At 8, Mo Farah migrates with his father from Djibouti to London, having already fled his war-torn homeland Somalia. He goes to school, where he learns English and an observant PE teachers notices he runs pretty quickly. He finds a patron to pay his legal fees so he can be naturalised. And two decades after moving he gives his adopted nation one of the greatest moments in its sporting history.
Dave Simmons, a talented college basketballer, can’t crack an NBA that is leaden with more all time greats than perhaps any sporting league in history. He settles in Australia, joining its burgeoning professional basketball league where he wins a title, and his son Ben goes on to become the number one pick in the NBA draft.
Migration is a path to success, and to nation building, that takes time. Australia’s business leaders currently decry the lack of long-term thinking in Australian policy, yet many of them helm sporting bodies that rent seek on a four year cycle.
Long-term success in sport doesn’t come from funding the promising few who could grab you medals in two years’ time. It comes from growing the number of people who play your sport. The only way to get better is to increase the popularity of your sport among children and populations, like migrant communities, that have not had exposure to the game before.
This is something that our best sporting administrators, the AFL, know well and have ruthlessly implemented at the expense of other sports but to the benefit of the thousands of newcomers to their game. The AFL has welcomed migrant debutants from Ireland, Sudan, the United States, and Kenya in the last two seasons alone. Sudanese refugee Aliir Aliir, who debuted for the Sydney Swans just this year, on his current trajectory will be an All Australian by next (watch for the #aa4aa movement) and is already a hero to many.

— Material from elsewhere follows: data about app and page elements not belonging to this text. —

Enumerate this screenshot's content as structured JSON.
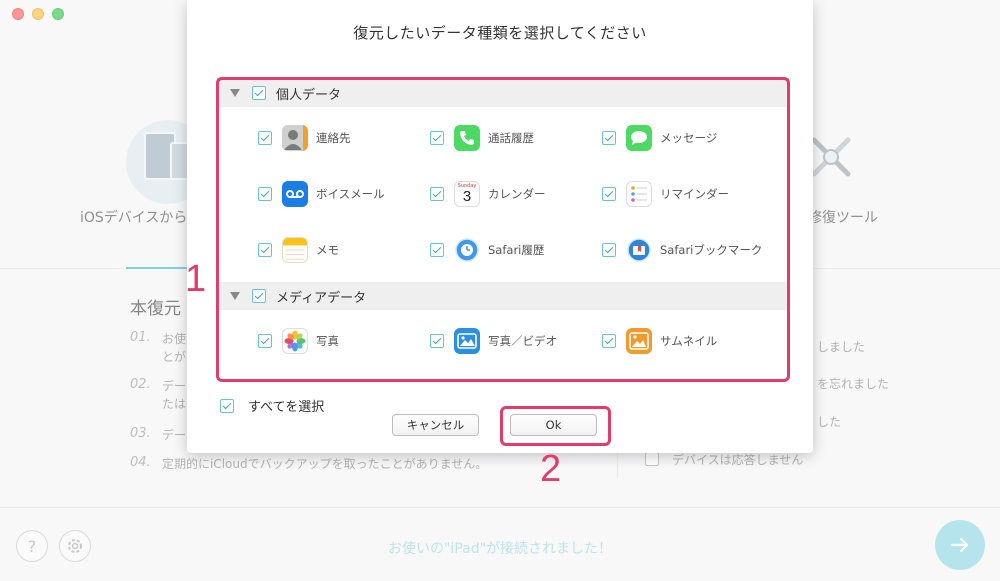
{
  "background": {
    "left_tool_label": "iOSデバイスから",
    "right_tool_label": "修復ツール",
    "heading": "本復元",
    "steps": [
      {
        "num": "01.",
        "lines": [
          "お使",
          "とが"
        ]
      },
      {
        "num": "02.",
        "lines": [
          "デー",
          "たは"
        ]
      },
      {
        "num": "03.",
        "lines": [
          "デー"
        ]
      },
      {
        "num": "04.",
        "lines": [
          "定期的にiCloudでバックアップを取ったことがありません。"
        ]
      }
    ],
    "right_notes": [
      "しました",
      "を忘れました",
      "した",
      "デバイスは応答しません"
    ],
    "status_text": "お使いの\"iPad\"が接続されました！"
  },
  "modal": {
    "title": "復元したいデータ種類を選択してください",
    "groups": [
      {
        "label": "個人データ",
        "items": [
          {
            "label": "連絡先",
            "icon": "contacts-icon"
          },
          {
            "label": "通話履歴",
            "icon": "phone-icon"
          },
          {
            "label": "メッセージ",
            "icon": "messages-icon"
          },
          {
            "label": "ボイスメール",
            "icon": "voicemail-icon"
          },
          {
            "label": "カレンダー",
            "icon": "calendar-icon"
          },
          {
            "label": "リマインダー",
            "icon": "reminders-icon"
          },
          {
            "label": "メモ",
            "icon": "notes-icon"
          },
          {
            "label": "Safari履歴",
            "icon": "safari-history-icon"
          },
          {
            "label": "Safariブックマーク",
            "icon": "safari-bookmark-icon"
          }
        ]
      },
      {
        "label": "メディアデータ",
        "items": [
          {
            "label": "写真",
            "icon": "photos-icon"
          },
          {
            "label": "写真／ビデオ",
            "icon": "photo-video-icon"
          },
          {
            "label": "サムネイル",
            "icon": "thumbnail-icon"
          }
        ]
      }
    ],
    "calendar_day": "3",
    "calendar_weekday": "Sunday",
    "select_all_label": "すべてを選択",
    "cancel_label": "キャンセル",
    "ok_label": "Ok"
  },
  "annotations": {
    "first": "1",
    "second": "2",
    "color": "#e23c6c"
  }
}
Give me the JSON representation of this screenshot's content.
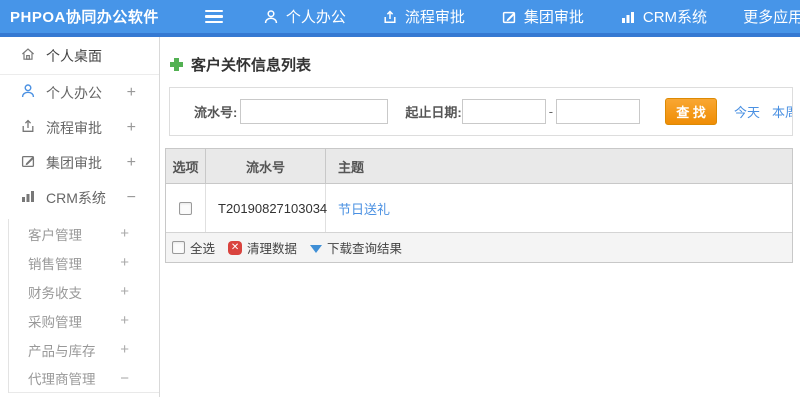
{
  "app": {
    "logo": "PHPOA协同办公软件"
  },
  "header": {
    "nav": [
      {
        "label": "个人办公",
        "icon": "user-icon"
      },
      {
        "label": "流程审批",
        "icon": "flow-approval-icon"
      },
      {
        "label": "集团审批",
        "icon": "edit-icon"
      },
      {
        "label": "CRM系统",
        "icon": "bar-chart-icon"
      },
      {
        "label": "更多应用",
        "icon": "caret-down-icon"
      }
    ]
  },
  "sidebar": {
    "desktop": {
      "label": "个人桌面",
      "icon": "home-icon"
    },
    "items": [
      {
        "label": "个人办公",
        "icon": "user-icon",
        "expand": "+"
      },
      {
        "label": "流程审批",
        "icon": "flow-approval-icon",
        "expand": "+"
      },
      {
        "label": "集团审批",
        "icon": "edit-icon",
        "expand": "+"
      },
      {
        "label": "CRM系统",
        "icon": "bar-chart-icon",
        "expand": "−"
      }
    ],
    "submenu": [
      {
        "label": "客户管理",
        "expand": "+"
      },
      {
        "label": "销售管理",
        "expand": "+"
      },
      {
        "label": "财务收支",
        "expand": "+"
      },
      {
        "label": "采购管理",
        "expand": "+"
      },
      {
        "label": "产品与库存",
        "expand": "+"
      },
      {
        "label": "代理商管理",
        "expand": "−"
      }
    ]
  },
  "main": {
    "title": "客户关怀信息列表",
    "filter": {
      "serial_label": "流水号:",
      "date_label": "起止日期:",
      "range_separator": "-",
      "search_button": "查 找",
      "quick_links": [
        "今天",
        "本周"
      ]
    },
    "table": {
      "headers": [
        "选项",
        "流水号",
        "主题"
      ],
      "rows": [
        {
          "serial": "T20190827103034",
          "subject": "节日送礼"
        }
      ]
    },
    "list_footer": {
      "select_all": "全选",
      "clear_data": "清理数据",
      "download": "下载查询结果",
      "clear_glyph": "✕"
    }
  },
  "colors": {
    "header_blue": "#4795e8",
    "header_blue_dark": "#3579d2",
    "accent_blue": "#4a90e2",
    "button_orange": "#ef8d05",
    "plus_green": "#52b152",
    "clear_red": "#d9433e",
    "table_header_bg": "#e9e9e9"
  }
}
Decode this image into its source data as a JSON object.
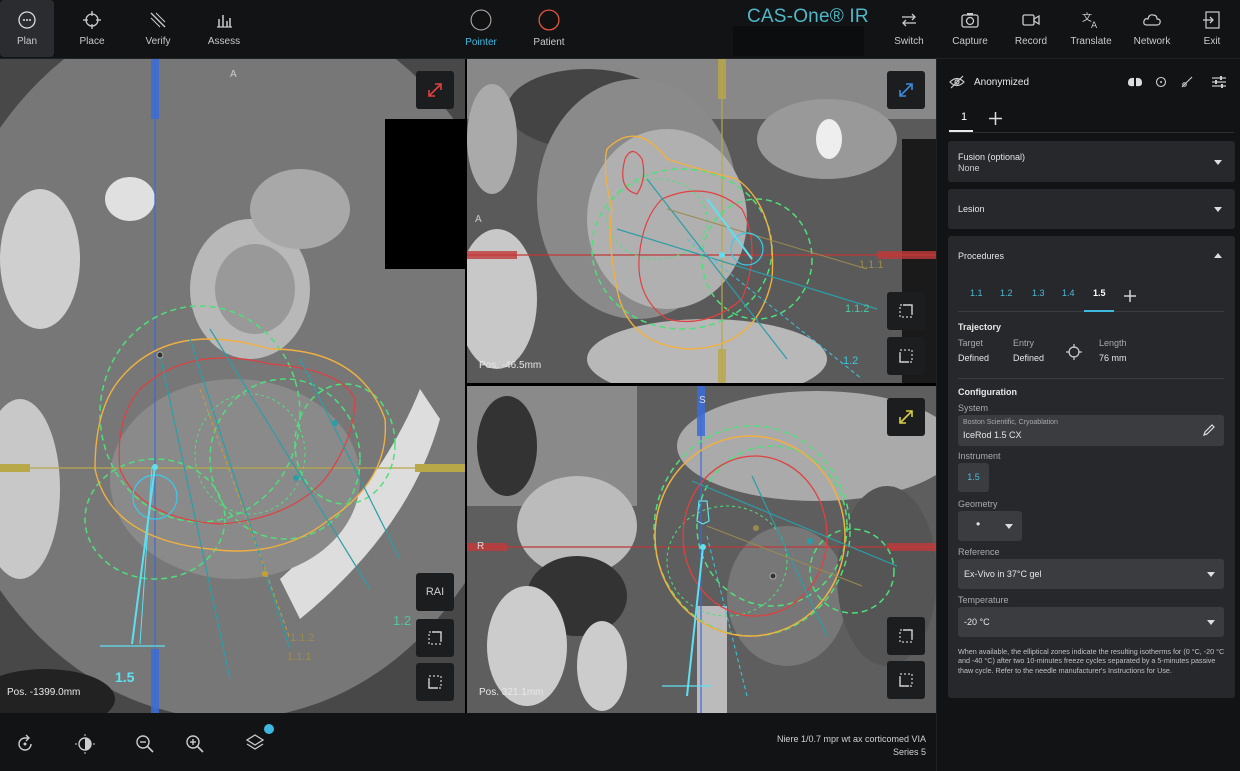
{
  "toolbar": {
    "plan": "Plan",
    "place": "Place",
    "verify": "Verify",
    "assess": "Assess",
    "pointer": "Pointer",
    "patient": "Patient",
    "switch": "Switch",
    "capture": "Capture",
    "record": "Record",
    "translate": "Translate",
    "network": "Network",
    "exit": "Exit"
  },
  "brand": "CAS-One® IR",
  "viewports": {
    "axial": {
      "orientation_top": "A",
      "position": "Pos. -1399.0mm",
      "orientation_button": "RAI",
      "labels": [
        "1.2",
        "1.1.2",
        "1.1.1",
        "1.5"
      ]
    },
    "sagittal": {
      "orientation_left": "A",
      "position": "Pos. -46.5mm",
      "labels": [
        "1.1.1",
        "1.1.2",
        "1.2"
      ]
    },
    "coronal": {
      "orientation_top": "S",
      "orientation_left": "R",
      "position": "Pos. 321.1mm"
    }
  },
  "bottom": {
    "series_name": "Niere 1/0.7 mpr wt ax corticomed VIA",
    "series_number": "Series 5"
  },
  "panel": {
    "anonymized": "Anonymized",
    "tab_1": "1",
    "fusion_title": "Fusion (optional)",
    "fusion_value": "None",
    "lesion_title": "Lesion",
    "procedures_title": "Procedures",
    "procedure_tabs": [
      "1.1",
      "1.2",
      "1.3",
      "1.4",
      "1.5"
    ],
    "trajectory": {
      "title": "Trajectory",
      "target_label": "Target",
      "target_value": "Defined",
      "entry_label": "Entry",
      "entry_value": "Defined",
      "length_label": "Length",
      "length_value": "76 mm"
    },
    "configuration": {
      "title": "Configuration",
      "system_label": "System",
      "system_vendor": "Boston Scientific, Cryoablation",
      "system_device": "IceRod 1.5 CX",
      "instrument_label": "Instrument",
      "instrument_value": "1.5",
      "geometry_label": "Geometry",
      "geometry_value": "•",
      "reference_label": "Reference",
      "reference_value": "Ex-Vivo in 37°C gel",
      "temperature_label": "Temperature",
      "temperature_value": "-20 °C",
      "note": "When available, the elliptical zones indicate the resulting isotherms for (0 °C, -20 °C and -40 °C) after two 10-minutes freeze cycles separated by a 5-minutes passive thaw cycle. Refer to the needle manufacturer's Instructions for Use."
    }
  },
  "colors": {
    "accent": "#3fb8e0",
    "ablation_zone": "#4ee07a",
    "margin_orange": "#f0b040",
    "lesion_red": "#e04040",
    "trajectory": "#2a9ea8"
  }
}
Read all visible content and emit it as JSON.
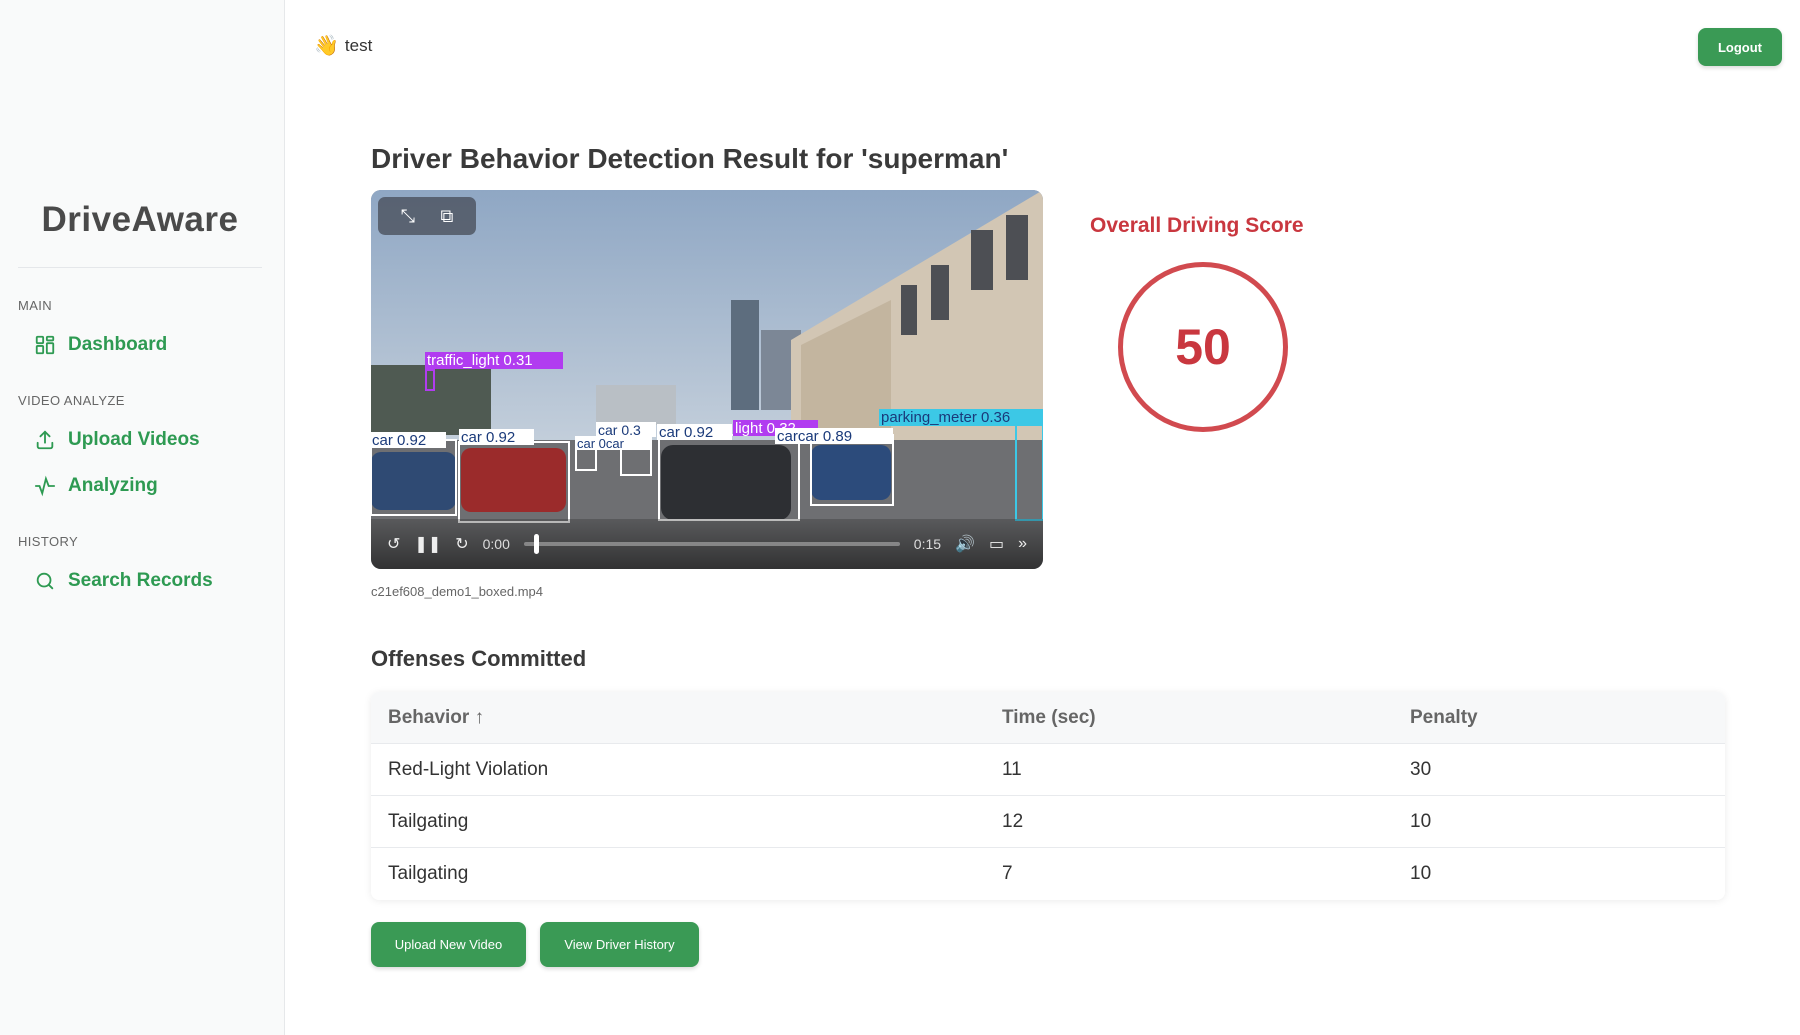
{
  "user": {
    "emoji": "👋",
    "name": "test"
  },
  "logout_label": "Logout",
  "brand": "DriveAware",
  "nav": {
    "main_label": "MAIN",
    "dashboard": "Dashboard",
    "video_label": "VIDEO ANALYZE",
    "upload": "Upload Videos",
    "analyzing": "Analyzing",
    "history_label": "HISTORY",
    "search": "Search Records"
  },
  "page_title": "Driver Behavior Detection Result for 'superman'",
  "video": {
    "current_time": "0:00",
    "duration": "0:15",
    "progress": 0.0,
    "filename": "c21ef608_demo1_boxed.mp4",
    "detections": {
      "traffic_light_1": "traffic_light 0.31",
      "parking_meter": "parking_meter 0.36",
      "car_a": "car 0.92",
      "car_b": "car 0.92",
      "car_c": "car 0.3",
      "car_d": "car 0car",
      "car_e": "car 0.92",
      "light_2": "light 0.32",
      "car_f": "carcar 0.89"
    },
    "colors": {
      "traffic_light": "#b13cf0",
      "parking_meter": "#3cc8e6",
      "car": "#ffffff"
    }
  },
  "score": {
    "title": "Overall Driving Score",
    "value": "50",
    "color": "#c9373f"
  },
  "offenses": {
    "title": "Offenses Committed",
    "headers": {
      "behavior": "Behavior ↑",
      "time": "Time (sec)",
      "penalty": "Penalty"
    },
    "rows": [
      {
        "behavior": "Red-Light Violation",
        "time": "11",
        "penalty": "30"
      },
      {
        "behavior": "Tailgating",
        "time": "12",
        "penalty": "10"
      },
      {
        "behavior": "Tailgating",
        "time": "7",
        "penalty": "10"
      }
    ]
  },
  "buttons": {
    "upload_new": "Upload New Video",
    "view_history": "View Driver History"
  },
  "colors": {
    "accent": "#3a9a55",
    "nav_text": "#2e9a52"
  }
}
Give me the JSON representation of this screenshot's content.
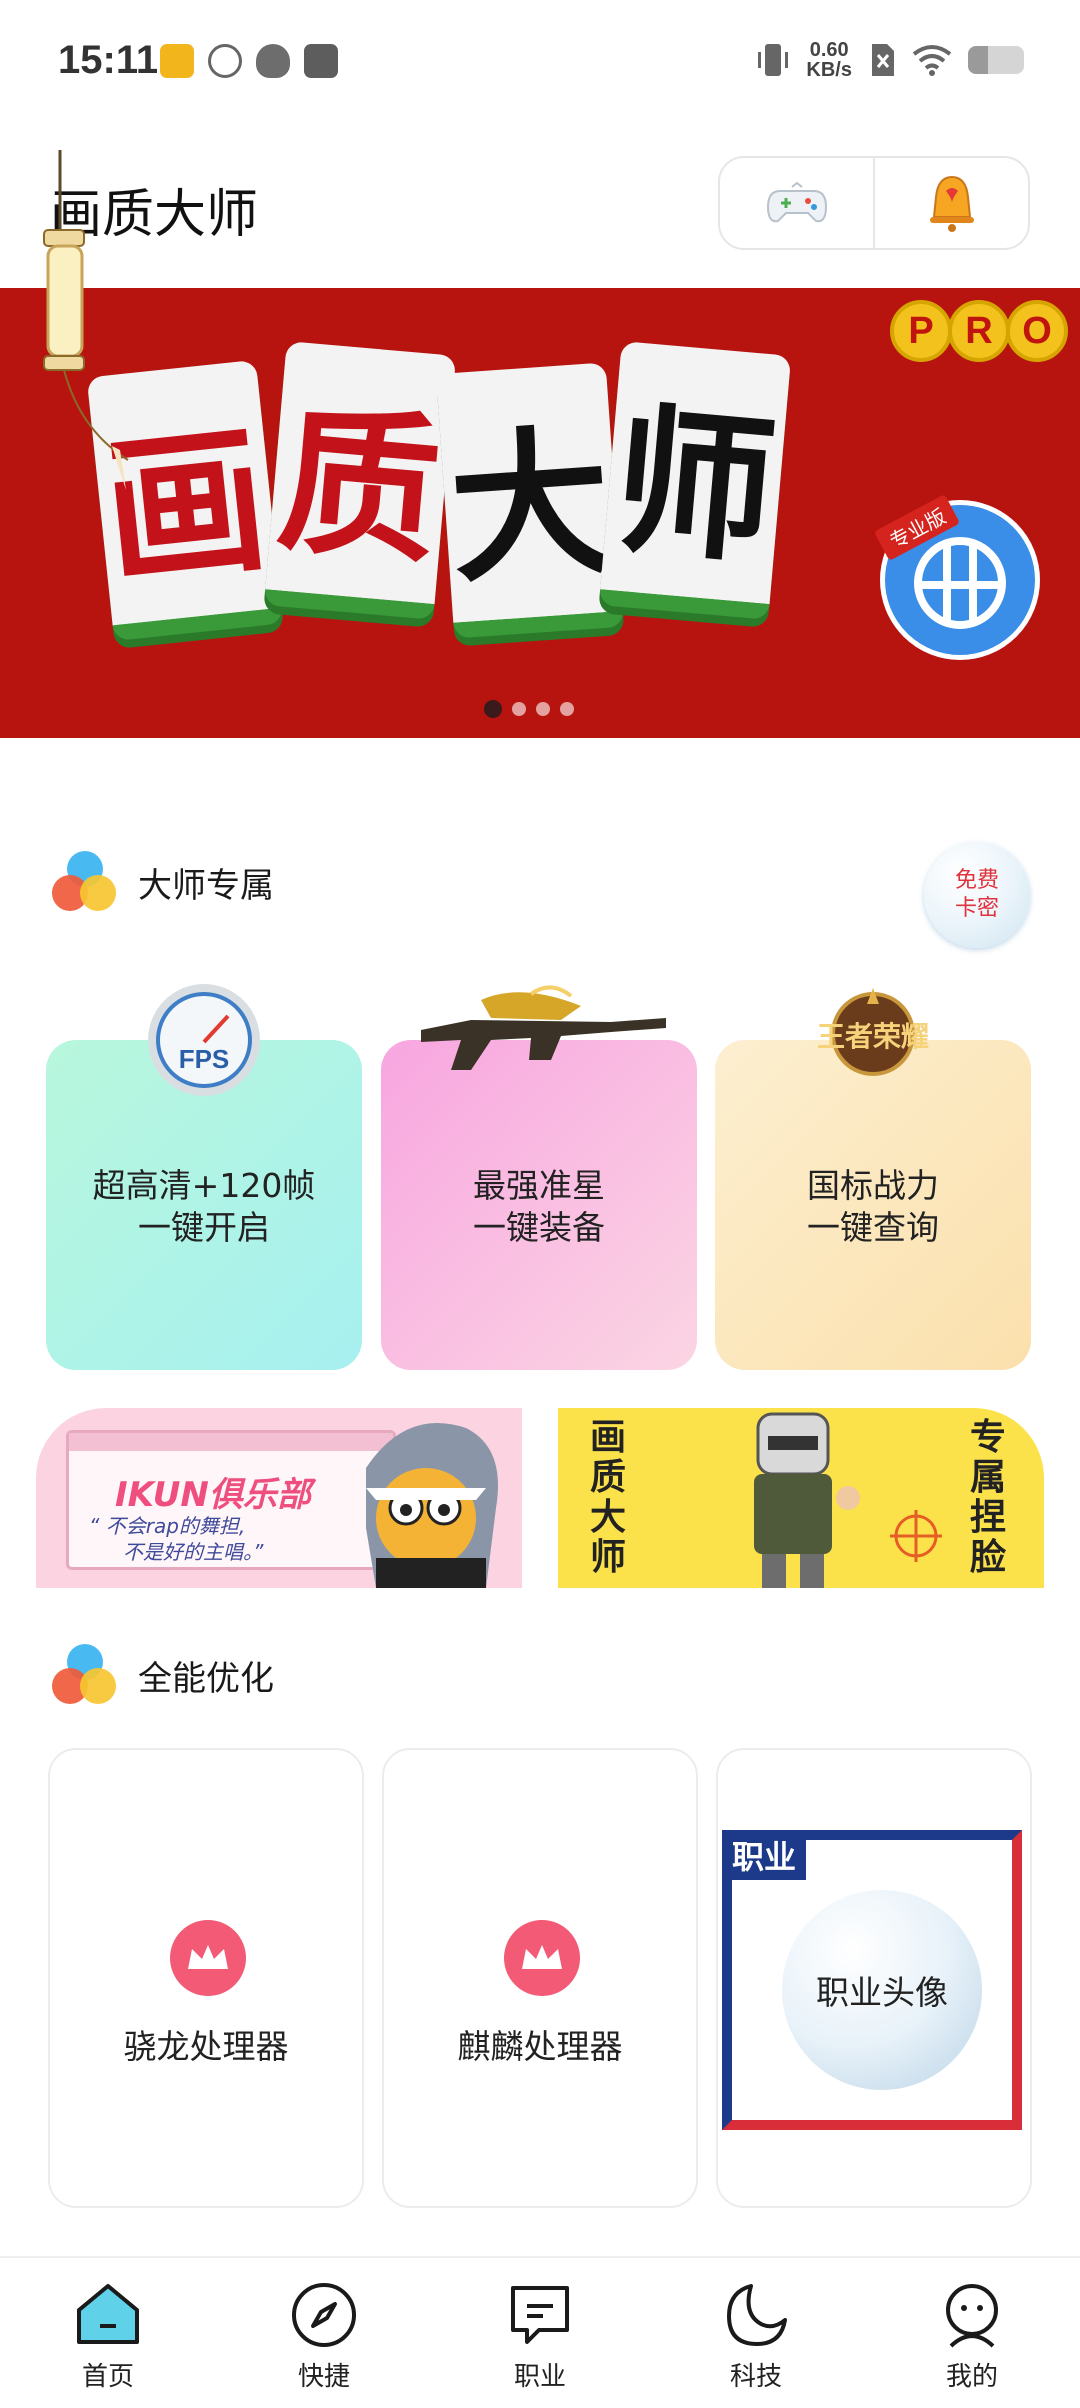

Our mid-twentieth century sporting glory was built around long-term infrastructure investments in grassroots sporting facilities. Every country town had an Olympic swimming pool, every new suburb installed a few tennis courts. Ours was never the model of the players and gentlemen of Victorian-era sport. We made sure participation was as wide as the MCG is long. That should be the case today. And it should include as many new Australians as possible.